*** Provided records ***

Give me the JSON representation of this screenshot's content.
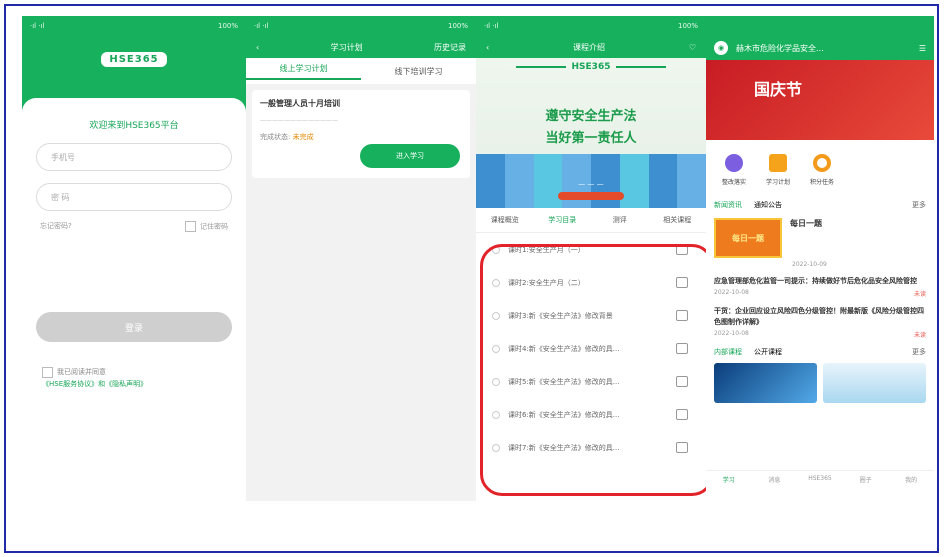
{
  "login": {
    "logo": "HSE365",
    "welcome": "欢迎来到HSE365平台",
    "phone_placeholder": "手机号",
    "password_placeholder": "密 码",
    "forgot": "忘记密码?",
    "remember": "记住密码",
    "login_button": "登录",
    "agree_text": "我已阅读并同意",
    "agree_links": "《HSE服务协议》和《隐私声明》"
  },
  "plan": {
    "title": "学习计划",
    "right_action": "历史记录",
    "tabs": [
      "线上学习计划",
      "线下培训学习"
    ],
    "item_title": "一般管理人员十月培训",
    "item_status_label": "完成状态:",
    "item_status_value": "未完成",
    "enter_button": "进入学习"
  },
  "course": {
    "title": "课程介绍",
    "brand": "HSE365",
    "slogan_line1": "遵守安全生产法",
    "slogan_line2": "当好第一责任人",
    "tabs": [
      "课程概览",
      "学习目录",
      "测评",
      "相关课程"
    ],
    "lessons": [
      "课时1:安全生产月（一）",
      "课时2:安全生产月（二）",
      "课时3:新《安全生产法》修改背景",
      "课时4:新《安全生产法》修改的具...",
      "课时5:新《安全生产法》修改的具...",
      "课时6:新《安全生产法》修改的具...",
      "课时7:新《安全生产法》修改的具..."
    ]
  },
  "home": {
    "company": "赫木市危险化学品安全...",
    "banner": "国庆节",
    "shortcuts": [
      "整改落实",
      "学习计划",
      "积分任务"
    ],
    "news_tabs": [
      "新闻资讯",
      "通知公告"
    ],
    "more": "更多",
    "daily_thumb": "每日一题",
    "daily_title": "每日一题",
    "daily_date": "2022-10-09",
    "articles": [
      {
        "title": "应急管理部危化监管一司提示：持续做好节后危化品安全风险管控",
        "date": "2022-10-08",
        "tag": "未读"
      },
      {
        "title": "干货：企业回应设立风险四色分级管控！附最新版《风险分级管控四色图制作详解》",
        "date": "2022-10-08",
        "tag": "未读"
      }
    ],
    "course_tabs": [
      "内部课程",
      "公开课程"
    ],
    "bottom_nav": [
      "学习",
      "消息",
      "HSE365",
      "圈子",
      "我的"
    ]
  }
}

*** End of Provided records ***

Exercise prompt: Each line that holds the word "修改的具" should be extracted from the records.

Result of the exercise:
      "课时4:新《安全生产法》修改的具...",
      "课时5:新《安全生产法》修改的具...",
      "课时6:新《安全生产法》修改的具...",
      "课时7:新《安全生产法》修改的具..."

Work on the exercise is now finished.